Laura and I both enjoyed the film which featured all of John’s best known poems, and the Q & A session gave a fascinating insight into his life and influences. I found out quite a few things that I didn’t know about John. For instance I wasn’t aware that his poems had been placed on the national English syllabus for Schools. He even told us which brand of hairspray he uses to keep his formidable locks in place.

Billy Connolly Newcastle City Hall January 19th 2012

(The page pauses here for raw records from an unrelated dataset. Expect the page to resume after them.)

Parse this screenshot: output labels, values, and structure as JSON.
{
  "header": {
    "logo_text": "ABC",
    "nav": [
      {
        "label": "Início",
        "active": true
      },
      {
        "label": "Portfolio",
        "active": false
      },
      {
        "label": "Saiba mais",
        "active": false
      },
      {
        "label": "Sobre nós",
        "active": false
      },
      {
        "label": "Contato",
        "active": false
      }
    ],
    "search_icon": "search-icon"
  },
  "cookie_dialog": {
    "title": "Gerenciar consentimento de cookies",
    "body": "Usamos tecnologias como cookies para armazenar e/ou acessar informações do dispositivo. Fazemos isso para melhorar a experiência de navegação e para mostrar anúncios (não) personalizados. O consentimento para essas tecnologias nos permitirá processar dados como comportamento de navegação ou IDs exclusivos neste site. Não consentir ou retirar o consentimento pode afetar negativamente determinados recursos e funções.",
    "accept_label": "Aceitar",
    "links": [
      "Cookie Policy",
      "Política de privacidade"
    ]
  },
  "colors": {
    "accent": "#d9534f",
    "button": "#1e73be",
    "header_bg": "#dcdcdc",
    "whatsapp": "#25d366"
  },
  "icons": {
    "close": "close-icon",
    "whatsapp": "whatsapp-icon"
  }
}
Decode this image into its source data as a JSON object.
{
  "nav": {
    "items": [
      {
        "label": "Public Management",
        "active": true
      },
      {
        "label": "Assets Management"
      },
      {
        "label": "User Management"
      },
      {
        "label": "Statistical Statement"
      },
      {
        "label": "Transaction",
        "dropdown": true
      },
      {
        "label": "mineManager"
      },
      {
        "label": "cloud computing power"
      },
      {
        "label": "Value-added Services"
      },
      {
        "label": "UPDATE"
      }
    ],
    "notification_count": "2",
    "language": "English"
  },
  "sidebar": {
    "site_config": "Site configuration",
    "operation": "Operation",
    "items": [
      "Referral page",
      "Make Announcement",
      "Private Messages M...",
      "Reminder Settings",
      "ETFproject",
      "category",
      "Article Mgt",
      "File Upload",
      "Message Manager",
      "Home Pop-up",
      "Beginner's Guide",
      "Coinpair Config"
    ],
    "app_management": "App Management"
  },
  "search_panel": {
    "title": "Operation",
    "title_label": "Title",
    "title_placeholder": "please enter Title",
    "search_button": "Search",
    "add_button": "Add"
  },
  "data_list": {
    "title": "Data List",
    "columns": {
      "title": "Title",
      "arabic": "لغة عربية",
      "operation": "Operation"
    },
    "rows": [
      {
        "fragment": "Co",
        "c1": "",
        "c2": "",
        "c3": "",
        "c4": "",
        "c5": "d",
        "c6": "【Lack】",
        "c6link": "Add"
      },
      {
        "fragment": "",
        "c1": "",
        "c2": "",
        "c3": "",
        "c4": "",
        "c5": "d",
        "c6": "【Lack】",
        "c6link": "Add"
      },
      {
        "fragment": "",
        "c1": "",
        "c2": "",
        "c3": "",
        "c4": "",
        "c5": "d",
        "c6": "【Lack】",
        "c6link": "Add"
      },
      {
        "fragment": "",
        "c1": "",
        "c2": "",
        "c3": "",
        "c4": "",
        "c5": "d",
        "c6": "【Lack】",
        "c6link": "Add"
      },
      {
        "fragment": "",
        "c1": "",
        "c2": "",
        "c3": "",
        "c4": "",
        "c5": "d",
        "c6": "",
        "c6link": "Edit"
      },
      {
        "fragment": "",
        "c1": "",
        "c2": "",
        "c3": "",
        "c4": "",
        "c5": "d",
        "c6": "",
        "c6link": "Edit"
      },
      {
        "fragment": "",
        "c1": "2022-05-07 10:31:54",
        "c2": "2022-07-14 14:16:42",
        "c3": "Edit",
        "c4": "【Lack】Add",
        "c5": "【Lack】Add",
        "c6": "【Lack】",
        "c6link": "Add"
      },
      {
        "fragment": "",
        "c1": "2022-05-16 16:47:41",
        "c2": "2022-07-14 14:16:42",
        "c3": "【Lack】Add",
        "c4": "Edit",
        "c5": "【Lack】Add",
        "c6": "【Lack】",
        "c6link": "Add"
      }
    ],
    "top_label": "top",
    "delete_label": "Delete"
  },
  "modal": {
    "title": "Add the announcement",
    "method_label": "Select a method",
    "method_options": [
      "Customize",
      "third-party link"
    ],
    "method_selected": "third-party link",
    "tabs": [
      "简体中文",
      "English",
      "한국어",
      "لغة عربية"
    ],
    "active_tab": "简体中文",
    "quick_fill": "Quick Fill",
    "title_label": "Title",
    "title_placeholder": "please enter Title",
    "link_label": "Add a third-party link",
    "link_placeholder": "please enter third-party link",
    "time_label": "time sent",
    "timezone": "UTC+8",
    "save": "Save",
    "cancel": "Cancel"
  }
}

David and I really enjoyed Billy Connolly last night. We met him briefly at the stage door before the show and I got my ticket autographed (see scanned ticket to the right). He was on for over two hours without a break and told us some great stories. He looked great, with a smart new hair cut which he explained was for a movie that he is currently filming. His stories seemed to be completely natural and improvised; it would be interesting to go along again tonight and see how much of the show is the same. Lots of swearing, and crudity, vomit was a bit of theme of a few of the stories….great fun. A couple of friends from work were there; their comments were: “crying with laughter at the finish. It was really weird the way he came on and just started talking as if he had been doing it all night, then a complete stream of consciousness for 2.5h and then just stopped and left. He is very charismatic on the stage and you felt as if he was just having a chat with you down the pub.”

Billy Connolly Newcastle City Hall 1975

I last saw Billy Connolly in 1975 at Newcastle City Hall. Tonight I’m going along with David to see him again at the same venue, a gig that I’ve been really looking forward to since I bought the tickets. 1975 was a breakthrough year for Billy Connolly. He made an appearance on Parkinson which catapulted him to fame in the UK, and his single DIVORCE was a hit later that year. When I saw him at the City Hall, he was on great form, a wonderful storyteller, lots of bad language, and wearing his famous banana boots. I remember being disappointed when I went to buy my customary programme. I was told programmes had sold out earlier in the tour and there were, therefore, none on sale at the City Hall gig. I consoled myself by buying a small bottle of Billy Connolly whisky (!) which was drunk a long time ago. Unfortunately I can’t find the bottle. Think it was called “nip o sweety”?!
I’ll report back after the gig on how Billy shapes up these days. More later.

John Cooper Clarke Whitley Bay Playhouse 22 Oct 2010

John Cooper Clarke Whitley Bay Playhouse 22 Oct 2010
So the Manchester punk bard comes to Whitley Bay (and he thought it was Whitby!).
Laura has been listening to quite a lot of John’s material and has wanted to see him for some time. For me it must be 30+ years since I saw him, probably supporting the Buzzcocks or Penetration or some other punk band of the late 70s. The Whitley Bay Playhouse has recently been renovated and this was our fist visit to this particular venue. We arrived while the support act was on stage, and decided to partake in ice cream (Laura decreed the honey flavour glorious).
John took to the stage around 8.45pm and treated us to some jolly good banter, lots of dry humour peppered with expletives, and northern observations that only John can create. The poems came thick and fast, and included old favourites such as Beasley Street which was given a revamp to bring it up to date with contemporary society (Beasley Boulevard), Twat, and Evidently Chicken Town. All of these were delivered at break neck speed in his monitone Mancunian manner. John looks pretty much as he did in the 70s in a tight black suit and wearing some great chelsea boots.
Laura said it was great, which I had to agree with.
Setlist (something like): Hire Care, Adverts; Limerick; The List; Beasley Street; Beasley Boulevard; Twat; Crossing the Line; Things are Gonna Get Worse; Evidently Chicken Town.

i hate printed tickets